A sweep of the two most prestigious postseason awards in the 3A East region has thrust the Payson High School football program into the spotlight of prep sports.
In a voting of East region head coaches held at Hondah Resort near Pinetop-Lakeside, Jerry Rhoades was named the "Coach of the Year" and Luke Apfel selected "Player of the Year."
Earning the honors is a huge accomplishment for both Rhoades and Apfel in that PHS -- often considered a step-child when conference and region alignments are assigned -- had just returned to the tight-knit 3A East after a two-year stint in the 4A Grand Canyon region.
At the onset of the year, few expected the Longhorns to become an instant title contender in one of the most competitive football regions in the state.
Almost no one expected PHS to step over longtime East powers Blue Ridge, Snowflake and Show Low to produce both the coach and player of the year.
Rhoades led the Longhorns to a 7-4 record, a share of the East region title with Blue Ridge and Round Valley and a berth in the state tournament.

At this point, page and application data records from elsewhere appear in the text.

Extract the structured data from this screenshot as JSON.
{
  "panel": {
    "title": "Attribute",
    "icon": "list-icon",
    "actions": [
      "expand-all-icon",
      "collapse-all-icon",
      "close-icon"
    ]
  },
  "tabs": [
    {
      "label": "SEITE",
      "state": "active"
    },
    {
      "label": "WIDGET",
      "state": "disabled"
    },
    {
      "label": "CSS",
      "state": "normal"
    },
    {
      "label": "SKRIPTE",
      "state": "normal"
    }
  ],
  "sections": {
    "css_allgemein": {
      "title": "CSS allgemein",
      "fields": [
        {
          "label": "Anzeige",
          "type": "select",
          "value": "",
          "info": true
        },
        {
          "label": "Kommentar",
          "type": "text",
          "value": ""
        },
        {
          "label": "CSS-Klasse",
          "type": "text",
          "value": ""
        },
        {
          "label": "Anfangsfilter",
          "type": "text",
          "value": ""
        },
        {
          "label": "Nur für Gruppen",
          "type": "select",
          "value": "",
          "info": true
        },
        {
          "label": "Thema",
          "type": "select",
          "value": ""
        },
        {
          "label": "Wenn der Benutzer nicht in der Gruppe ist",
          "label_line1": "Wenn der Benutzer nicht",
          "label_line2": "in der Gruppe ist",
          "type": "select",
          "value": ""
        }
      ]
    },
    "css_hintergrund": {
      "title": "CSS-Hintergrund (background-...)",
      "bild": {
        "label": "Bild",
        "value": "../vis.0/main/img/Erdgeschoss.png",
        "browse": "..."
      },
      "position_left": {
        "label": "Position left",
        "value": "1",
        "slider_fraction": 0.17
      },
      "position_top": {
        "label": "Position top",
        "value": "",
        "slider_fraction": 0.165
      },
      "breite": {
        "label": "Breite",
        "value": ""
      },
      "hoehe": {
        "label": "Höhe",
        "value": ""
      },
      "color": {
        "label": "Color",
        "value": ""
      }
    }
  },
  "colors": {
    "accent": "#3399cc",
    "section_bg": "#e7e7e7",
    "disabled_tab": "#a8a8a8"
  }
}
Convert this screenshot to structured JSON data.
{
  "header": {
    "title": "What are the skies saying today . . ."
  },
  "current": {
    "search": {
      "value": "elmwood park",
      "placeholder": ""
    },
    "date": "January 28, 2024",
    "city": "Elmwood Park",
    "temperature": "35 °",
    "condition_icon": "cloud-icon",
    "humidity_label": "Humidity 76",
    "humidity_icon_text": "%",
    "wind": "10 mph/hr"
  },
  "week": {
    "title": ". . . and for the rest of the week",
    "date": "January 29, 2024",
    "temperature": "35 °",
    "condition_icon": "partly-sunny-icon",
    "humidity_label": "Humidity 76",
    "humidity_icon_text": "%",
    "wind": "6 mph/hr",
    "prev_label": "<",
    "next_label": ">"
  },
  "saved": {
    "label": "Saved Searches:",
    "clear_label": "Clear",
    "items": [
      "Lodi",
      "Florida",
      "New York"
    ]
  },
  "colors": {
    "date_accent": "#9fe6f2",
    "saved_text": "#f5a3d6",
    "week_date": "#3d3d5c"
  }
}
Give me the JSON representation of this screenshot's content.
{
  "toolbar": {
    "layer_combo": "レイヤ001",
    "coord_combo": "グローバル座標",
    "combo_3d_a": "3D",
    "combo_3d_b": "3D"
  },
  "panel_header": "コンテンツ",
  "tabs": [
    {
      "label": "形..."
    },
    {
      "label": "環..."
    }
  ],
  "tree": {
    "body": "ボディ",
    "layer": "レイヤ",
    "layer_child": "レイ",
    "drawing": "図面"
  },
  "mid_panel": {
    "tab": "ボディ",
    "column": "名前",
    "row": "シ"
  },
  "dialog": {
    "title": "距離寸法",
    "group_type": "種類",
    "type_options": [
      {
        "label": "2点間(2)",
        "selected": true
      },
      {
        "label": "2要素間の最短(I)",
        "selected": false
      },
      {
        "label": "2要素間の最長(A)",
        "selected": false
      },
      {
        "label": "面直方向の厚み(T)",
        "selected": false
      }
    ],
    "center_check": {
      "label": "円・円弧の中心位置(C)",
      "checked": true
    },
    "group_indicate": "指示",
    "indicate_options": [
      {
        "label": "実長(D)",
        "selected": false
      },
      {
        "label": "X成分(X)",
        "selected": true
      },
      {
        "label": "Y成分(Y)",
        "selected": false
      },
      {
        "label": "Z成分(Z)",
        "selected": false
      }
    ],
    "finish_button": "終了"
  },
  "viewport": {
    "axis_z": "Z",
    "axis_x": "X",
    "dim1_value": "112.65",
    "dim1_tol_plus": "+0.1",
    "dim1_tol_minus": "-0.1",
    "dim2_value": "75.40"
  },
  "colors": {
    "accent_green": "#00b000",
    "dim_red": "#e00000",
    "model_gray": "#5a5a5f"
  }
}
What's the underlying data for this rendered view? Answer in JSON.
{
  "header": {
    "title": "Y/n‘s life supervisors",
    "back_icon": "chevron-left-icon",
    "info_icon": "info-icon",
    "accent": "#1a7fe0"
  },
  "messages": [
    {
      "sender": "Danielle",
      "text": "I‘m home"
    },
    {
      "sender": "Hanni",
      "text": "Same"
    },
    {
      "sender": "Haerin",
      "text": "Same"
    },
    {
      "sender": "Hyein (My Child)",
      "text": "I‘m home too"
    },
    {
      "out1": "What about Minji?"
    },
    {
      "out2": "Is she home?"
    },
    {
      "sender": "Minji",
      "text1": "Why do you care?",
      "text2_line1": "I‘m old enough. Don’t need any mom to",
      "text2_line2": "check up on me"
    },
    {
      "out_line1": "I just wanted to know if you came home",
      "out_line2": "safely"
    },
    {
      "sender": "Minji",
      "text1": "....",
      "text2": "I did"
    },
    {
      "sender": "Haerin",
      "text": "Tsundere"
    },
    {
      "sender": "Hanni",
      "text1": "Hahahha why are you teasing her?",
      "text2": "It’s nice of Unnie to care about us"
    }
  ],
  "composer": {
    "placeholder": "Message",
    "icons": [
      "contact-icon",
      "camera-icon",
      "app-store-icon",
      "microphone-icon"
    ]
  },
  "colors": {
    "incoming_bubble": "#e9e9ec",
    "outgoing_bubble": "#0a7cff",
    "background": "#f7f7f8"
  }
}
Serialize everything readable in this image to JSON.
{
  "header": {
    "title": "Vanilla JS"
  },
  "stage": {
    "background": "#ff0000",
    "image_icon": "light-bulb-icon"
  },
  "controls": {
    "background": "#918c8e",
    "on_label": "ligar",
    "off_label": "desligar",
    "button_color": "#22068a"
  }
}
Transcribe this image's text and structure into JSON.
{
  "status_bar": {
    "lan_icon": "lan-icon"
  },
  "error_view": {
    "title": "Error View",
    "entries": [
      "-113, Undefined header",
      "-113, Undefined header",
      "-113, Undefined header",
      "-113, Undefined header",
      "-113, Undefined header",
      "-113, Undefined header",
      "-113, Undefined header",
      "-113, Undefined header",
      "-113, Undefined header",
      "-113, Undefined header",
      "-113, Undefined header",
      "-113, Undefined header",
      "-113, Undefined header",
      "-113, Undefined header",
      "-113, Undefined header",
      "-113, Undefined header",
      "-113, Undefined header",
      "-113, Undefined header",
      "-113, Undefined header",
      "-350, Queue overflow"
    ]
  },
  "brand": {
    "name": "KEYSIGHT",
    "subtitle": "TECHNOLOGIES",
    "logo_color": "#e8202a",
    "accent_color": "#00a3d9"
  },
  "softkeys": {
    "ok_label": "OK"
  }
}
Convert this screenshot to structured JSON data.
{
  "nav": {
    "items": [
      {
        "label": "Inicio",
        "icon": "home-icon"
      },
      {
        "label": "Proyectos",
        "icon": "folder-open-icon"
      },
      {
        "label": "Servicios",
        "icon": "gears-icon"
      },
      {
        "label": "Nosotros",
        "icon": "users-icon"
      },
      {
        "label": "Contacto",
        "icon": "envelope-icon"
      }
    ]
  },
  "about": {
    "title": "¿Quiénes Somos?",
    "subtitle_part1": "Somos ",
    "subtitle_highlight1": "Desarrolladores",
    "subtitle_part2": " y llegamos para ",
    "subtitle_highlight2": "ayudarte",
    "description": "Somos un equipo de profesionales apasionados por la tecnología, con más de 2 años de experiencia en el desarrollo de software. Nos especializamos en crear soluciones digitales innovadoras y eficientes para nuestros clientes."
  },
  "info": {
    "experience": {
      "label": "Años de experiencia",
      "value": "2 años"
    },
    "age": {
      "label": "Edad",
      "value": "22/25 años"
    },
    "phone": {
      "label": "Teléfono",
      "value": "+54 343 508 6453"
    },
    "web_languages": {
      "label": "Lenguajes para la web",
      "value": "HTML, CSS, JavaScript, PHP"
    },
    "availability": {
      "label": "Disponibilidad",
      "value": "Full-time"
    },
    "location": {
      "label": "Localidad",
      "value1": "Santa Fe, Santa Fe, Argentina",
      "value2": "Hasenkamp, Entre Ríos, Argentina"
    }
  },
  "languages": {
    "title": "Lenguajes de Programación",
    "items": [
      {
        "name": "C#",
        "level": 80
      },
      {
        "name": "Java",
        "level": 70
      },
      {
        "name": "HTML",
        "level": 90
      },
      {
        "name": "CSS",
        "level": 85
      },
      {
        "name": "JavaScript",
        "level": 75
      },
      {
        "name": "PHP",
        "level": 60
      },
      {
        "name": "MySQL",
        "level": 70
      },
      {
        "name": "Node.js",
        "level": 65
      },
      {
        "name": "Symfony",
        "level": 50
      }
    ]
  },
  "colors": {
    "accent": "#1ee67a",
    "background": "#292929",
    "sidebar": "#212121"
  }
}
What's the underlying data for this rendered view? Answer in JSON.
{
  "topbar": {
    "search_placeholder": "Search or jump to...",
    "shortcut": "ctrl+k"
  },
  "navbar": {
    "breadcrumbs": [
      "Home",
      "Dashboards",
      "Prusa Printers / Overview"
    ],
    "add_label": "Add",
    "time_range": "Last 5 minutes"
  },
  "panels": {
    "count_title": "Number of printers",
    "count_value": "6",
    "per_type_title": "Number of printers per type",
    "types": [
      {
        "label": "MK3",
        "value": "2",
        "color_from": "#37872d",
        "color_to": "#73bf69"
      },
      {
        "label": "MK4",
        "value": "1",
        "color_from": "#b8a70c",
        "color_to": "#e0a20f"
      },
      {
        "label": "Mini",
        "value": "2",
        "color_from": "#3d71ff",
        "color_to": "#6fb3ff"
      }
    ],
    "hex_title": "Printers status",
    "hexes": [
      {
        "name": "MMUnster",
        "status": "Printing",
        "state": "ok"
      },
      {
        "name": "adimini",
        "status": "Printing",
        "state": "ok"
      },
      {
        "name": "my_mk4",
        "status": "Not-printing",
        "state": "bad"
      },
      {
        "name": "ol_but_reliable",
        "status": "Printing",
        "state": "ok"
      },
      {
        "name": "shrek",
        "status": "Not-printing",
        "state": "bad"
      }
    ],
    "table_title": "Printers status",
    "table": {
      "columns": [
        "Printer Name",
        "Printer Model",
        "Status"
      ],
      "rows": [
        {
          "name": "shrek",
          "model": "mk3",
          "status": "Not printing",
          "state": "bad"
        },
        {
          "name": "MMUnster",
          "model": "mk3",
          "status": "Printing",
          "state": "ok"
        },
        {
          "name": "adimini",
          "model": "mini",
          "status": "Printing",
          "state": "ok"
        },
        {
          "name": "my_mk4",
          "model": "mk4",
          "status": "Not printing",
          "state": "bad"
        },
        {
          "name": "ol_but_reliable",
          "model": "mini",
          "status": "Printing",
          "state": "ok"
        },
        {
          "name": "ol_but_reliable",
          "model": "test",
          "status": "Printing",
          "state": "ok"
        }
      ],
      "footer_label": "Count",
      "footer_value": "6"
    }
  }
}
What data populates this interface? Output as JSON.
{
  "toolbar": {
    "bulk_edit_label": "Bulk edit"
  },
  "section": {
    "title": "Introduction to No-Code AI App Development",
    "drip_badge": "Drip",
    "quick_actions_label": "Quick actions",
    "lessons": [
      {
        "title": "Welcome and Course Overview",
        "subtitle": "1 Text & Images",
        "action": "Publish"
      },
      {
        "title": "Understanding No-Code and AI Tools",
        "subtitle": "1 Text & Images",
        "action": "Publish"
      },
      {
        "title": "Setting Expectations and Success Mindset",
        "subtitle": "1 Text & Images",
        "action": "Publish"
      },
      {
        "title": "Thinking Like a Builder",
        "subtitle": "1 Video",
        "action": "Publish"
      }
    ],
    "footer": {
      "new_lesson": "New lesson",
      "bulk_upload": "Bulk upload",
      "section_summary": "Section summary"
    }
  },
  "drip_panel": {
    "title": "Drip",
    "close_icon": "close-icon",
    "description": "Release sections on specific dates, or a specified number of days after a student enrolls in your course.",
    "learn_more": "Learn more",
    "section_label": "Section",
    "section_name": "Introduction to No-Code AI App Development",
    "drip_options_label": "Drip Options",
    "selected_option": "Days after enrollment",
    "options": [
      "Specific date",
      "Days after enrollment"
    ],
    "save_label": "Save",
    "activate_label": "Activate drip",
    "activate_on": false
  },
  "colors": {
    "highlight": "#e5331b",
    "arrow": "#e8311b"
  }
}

The highlights of the regular season might have been the Horns' pulsating 17-14 homecoming win over Fountain Hills and a 14-7 win at Snowflake.
In the Sept. 30 homecoming victory, Nate Doyle toed a 24-yard field goal with 23 seconds remaining to nail down the victory.
The Horns 14-7 triumph at Snowflake a week earlier represented the first time in the history of the PHS football program that the Longhorns whipped the Lobos on their home turf.
It was also just the Horn varsity team's second-ever win over Snowflake.
Payson's season came to a screeching halt in the first round of the state tournament with a gut-wrenching 15-14 loss to Safford.
For Apfel, the POY award marks the culmination of a banner season in which he staked his claim to being Payson High School's best-ever running back.
When old-timers gather, it is usually only Tom Fruth who is mentioned in the same breath with Apfel.
Fruth led the Longhorns to the 1981 state championship and later had his jersey number (11) officially retired.
The fact Apfel was able to rush for 2,068 yards when the Longhorns had absolutely no passing attack to take the pressure off him is a testament to his ability. The Horns threw for just 218 yards the entire season.
"We were pretty one-dimensional, Luke had a target on him week in and week out," Rhoades said. "Everyone wanted to stop him, but no one did."
Apfel -- relying on a dashing, twisting elusive style of running -- finished as the third leading rusher in Arizona. The top ground gainer, a North Canyon running back, piled up 2,250 yards, but had 14 games to accomplish it.
A pair of Apfel's finest performances were turned in during the homecoming win over Fountain Hills and in a crucial late season showdown against Round Valley.
In leading the Horns to the homecoming triumph, he rushed for 300 yards and scored both PHS touchdowns.
Just weeks later, he piled up a school record 384 yards in the Horns 35-3 upset of Round Valley.
"I think that was my best game. It was fun out there," he said.
Most impressive about Apfel's winning of the POY is the hands-down manner in which he captured it.
Usually, the battle for POY honors turns into a skirmish among voting coaches, each of whom believes his athlete is most deserving.
In this year's voting, there was no discussion about who the recipient should be.
"They put his name up and that was about it, no controversy at all," Rhoades said.
In addition to being named coach and player of the year, Rhoades and Apfel will appear in the Arizona Coaches Association 1A-3A North vs. South All-Star game June 16 at Surprise Stadium.
Apfel will be a member of the North team and Rhoades will help coach the stars along with Winslow's Adam Larsen.
PHS linebacker Cash Armstrong will join the two on the North team.
The trio was selected to the all-star team in a voting of ACA members Dec. 4 at Mesa Dobson High School.